(Collected data)
⁂

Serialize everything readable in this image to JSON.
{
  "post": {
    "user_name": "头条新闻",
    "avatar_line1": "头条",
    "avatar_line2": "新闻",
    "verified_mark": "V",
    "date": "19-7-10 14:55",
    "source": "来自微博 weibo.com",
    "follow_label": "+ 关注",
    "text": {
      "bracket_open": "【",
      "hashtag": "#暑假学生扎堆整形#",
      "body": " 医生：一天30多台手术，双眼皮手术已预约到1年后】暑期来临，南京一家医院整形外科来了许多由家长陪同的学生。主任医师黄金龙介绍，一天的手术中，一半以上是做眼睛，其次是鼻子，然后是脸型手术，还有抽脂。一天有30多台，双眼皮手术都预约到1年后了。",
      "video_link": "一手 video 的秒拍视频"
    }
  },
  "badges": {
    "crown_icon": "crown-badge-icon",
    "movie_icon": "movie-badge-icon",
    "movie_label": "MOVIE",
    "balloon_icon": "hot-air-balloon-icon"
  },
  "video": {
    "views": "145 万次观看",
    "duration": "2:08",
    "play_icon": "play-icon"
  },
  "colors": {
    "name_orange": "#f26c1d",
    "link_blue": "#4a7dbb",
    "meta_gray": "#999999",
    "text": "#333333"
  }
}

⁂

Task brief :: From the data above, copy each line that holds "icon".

Answer below ::
    "crown_icon": "crown-badge-icon",
    "movie_icon": "movie-badge-icon",
    "balloon_icon": "hot-air-balloon-icon"
    "play_icon": "play-icon"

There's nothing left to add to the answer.